These emergency responders can provide valuable input to a church as it prepares its EMP, according to Fortune, most importantly assessing plans to see if they cover all the areas they should, and that they are consistent with how responders operate.
Local, regional, and/or state-level emergency management agencies can also be of great help to churches in developing their EMPs, notes Fortune, while at the federal level, the U.S. Department of Homeland Security has very useful information on a variety of topics, including how to respond in an active-shooter situation.
In preparation of the Chase Oaks plan, useful information came from completed plans from other churches; seminars held by the Plano Police Department; university and large-company EMP plans; and helpful websites, including those of the Department of Homeland Security (www.dhs.gov) and the Federal Emergency Management Agency (www.fema.gov).
These two agencies have also joined force to create “Ready,” (www.ready.gov), a national public service advertising campaign designed to educate and empower Americans to prepare for and respond to emergencies, including natural and man-made disasters.
It is important to view your EMP as a living document, says Jones, noting that “It is never complete. You will make changes to it.”
With this in mind, Jones advises that you should make sure to document revisions of your plan and the dates upon which they are made. Also focus on keeping your plan simple so that it is easy to read and follow: in the Chase Oaks plan, the table of contents details the topics of what each section includes, along tabs for easy access.
Media Relations/Crisis Management
Particularly after incidents involving violence and/or physical injury that take place within their facilities, church officials can find themselves having to deal with members of the media, such as newspaper and television reporters, as they explain the events that took place, as well as how they responded.
At times like this, it pays to have a media relations/crisis management plan in place, according to Lawrence Swicegood, founder and head of Clarion Communications & Media (CCM), a marketing communications firm that focuses exclusively on non-profit organizations, primarily churches.
When a high-profile incident involving your church takes place, plan on getting media inquiries – and having an immediate response ready, Swicegood advises.
“So many times, a church will think ‘let’s just wait and see if this goes away’ – but typically, it doesn’t,” says Swicegood. This leaves space for rumors to get started, he notes.
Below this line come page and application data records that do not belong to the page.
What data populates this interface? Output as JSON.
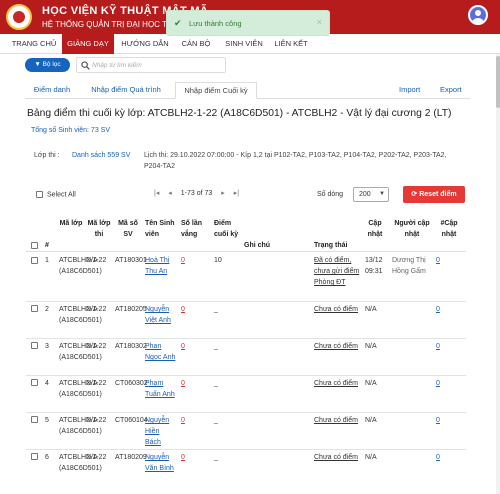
{
  "header": {
    "title": "HỌC VIỆN KỸ THUẬT MẬT MÃ",
    "subtitle": "HỆ THỐNG QUẢN TRỊ ĐẠI HỌC TRỰC TUYẾN"
  },
  "nav": {
    "items": [
      {
        "label": "TRANG CHỦ",
        "active": false
      },
      {
        "label": "GIẢNG DẠY",
        "active": true
      },
      {
        "label": "HƯỚNG DẪN",
        "active": false
      },
      {
        "label": "CÁN BỘ",
        "active": false
      },
      {
        "label": "SINH VIÊN",
        "active": false
      },
      {
        "label": "LIÊN KẾT",
        "active": false
      }
    ]
  },
  "toast": {
    "message": "Lưu thành công",
    "close": "×"
  },
  "filter": {
    "button_label": "Bộ lọc",
    "search_placeholder": "Nhập từ tìm kiếm"
  },
  "tabs": {
    "items": [
      "Điểm danh",
      "Nhập điểm Quá trình",
      "Nhập điểm Cuối kỳ"
    ],
    "active_index": 2,
    "import_label": "Import",
    "export_label": "Export"
  },
  "page": {
    "title": "Bảng điểm thi cuối kỳ lớp: ATCBLH2-1-22 (A18C6D501) - ATCBLH2 - Vật lý đại cương 2 (LT)",
    "student_total": "Tổng số Sinh viên: 73 SV",
    "info_label": "Lớp thi :",
    "info_link": "Danh sách 559 SV",
    "schedule": "Lịch thi: 29.10.2022 07:00:00 - Kíp 1,2 tại P102-TA2, P103-TA2, P104-TA2, P202-TA2, P203-TA2, P204-TA2"
  },
  "toolbar": {
    "select_all": "Select All",
    "first_icon": "|◂",
    "prev_icon": "◂",
    "range": "1-73 of 73",
    "next_icon": "▸",
    "last_icon": "▸|",
    "rows_label": "Số dòng",
    "rows_value": "200",
    "reset_label": "Reset điểm"
  },
  "table": {
    "headers": {
      "index": "#",
      "class_code": "Mã lớp",
      "exam_class": "Mã lớp thi",
      "student_id": "Mã số SV",
      "student_name": "Tên Sinh viên",
      "edits": "Số lần vắng",
      "final_score": "Điểm cuối kỳ",
      "note": "Ghi chú",
      "status": "Trạng thái",
      "updated": "Cập nhật",
      "updated_by": "Người cập nhật",
      "update_count": "#Cập nhật"
    },
    "rows": [
      {
        "index": "1",
        "class_code": "ATCBLH2-1-22 (A18C6D501)",
        "exam_class": "N/A",
        "student_id": "AT180301",
        "student_name": "Hoà Thị Thu An",
        "edits": "0",
        "final_score": "10",
        "note": "",
        "status": "Đã có điểm, chưa gửi điểm Phòng ĐT",
        "updated": "13/12 09:31",
        "updated_by": "Dương Thị Hồng Gấm",
        "update_count": "0"
      },
      {
        "index": "2",
        "class_code": "ATCBLH2-1-22 (A18C6D501)",
        "exam_class": "N/A",
        "student_id": "AT180205",
        "student_name": "Nguyễn Việt Anh",
        "edits": "0",
        "final_score": "_",
        "note": "",
        "status": "Chưa có điểm",
        "updated": "N/A",
        "updated_by": "",
        "update_count": "0"
      },
      {
        "index": "3",
        "class_code": "ATCBLH2-1-22 (A18C6D501)",
        "exam_class": "N/A",
        "student_id": "AT180302",
        "student_name": "Phan Ngọc Anh",
        "edits": "0",
        "final_score": "_",
        "note": "",
        "status": "Chưa có điểm",
        "updated": "N/A",
        "updated_by": "",
        "update_count": "0"
      },
      {
        "index": "4",
        "class_code": "ATCBLH2-1-22 (A18C6D501)",
        "exam_class": "N/A",
        "student_id": "CT060302",
        "student_name": "Phạm Tuấn Anh",
        "edits": "0",
        "final_score": "_",
        "note": "",
        "status": "Chưa có điểm",
        "updated": "N/A",
        "updated_by": "",
        "update_count": "0"
      },
      {
        "index": "5",
        "class_code": "ATCBLH2-1-22 (A18C6D501)",
        "exam_class": "N/A",
        "student_id": "CT060104",
        "student_name": "Nguyễn Hiền Bách",
        "edits": "0",
        "final_score": "_",
        "note": "",
        "status": "Chưa có điểm",
        "updated": "N/A",
        "updated_by": "",
        "update_count": "0"
      },
      {
        "index": "6",
        "class_code": "ATCBLH2-1-22 (A18C6D501)",
        "exam_class": "N/A",
        "student_id": "AT180209",
        "student_name": "Nguyễn Văn Bình",
        "edits": "0",
        "final_score": "_",
        "note": "",
        "status": "Chưa có điểm",
        "updated": "N/A",
        "updated_by": "",
        "update_count": "0"
      }
    ]
  },
  "colors": {
    "brand": "#b71c1c",
    "link": "#1a5fb4",
    "danger": "#e53935",
    "success_bg": "#d4edda"
  }
}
And, particularly nowadays, when social media can help spread (accurate or inaccurate) information around the world in an instant, a delayed reaction by a church can fuel the flames of a global rumor-mill, “and result in a tiny flame erupting into a full-blown, raging fire.”
Also, “Speak the truth – don’t try to cover things up, or offer a half-truth,” says Swicegood. And keep in mind that “no comment” or “our lawyers told us we can’t say anything” are very bad public relations, “And can lead to speculation about what you are trying to hide.”
While speaking to reporters, be careful about the language you use. Swicegood advises that you should avoid using words like “shocking” or “horrible” or other emotion-triggering, often-inflammatory terms. A reporter may interview you for 20 minutes, but at the end of the day they are just going to use a few moments of the juiciest soundbites, he notes, “because that’s what headlines are made of.”
Also, when being interviewed by reporters, stick to your talking points and don’t be lured into talking too much.
A lot of times, a reporter will ask you a question and, after you answer it, remain silent for a few moments, Swicegood explains. Their hope is that this will make you feel obliged to say more, in order to fill what you may feel to be an uncomfortable silence.
“Don’t feel obliged to fill that ‘pregnant pause,’” says Swicegood. “Keep to your main talking points and remember – if you don’t say it, you can’t be misquoted.”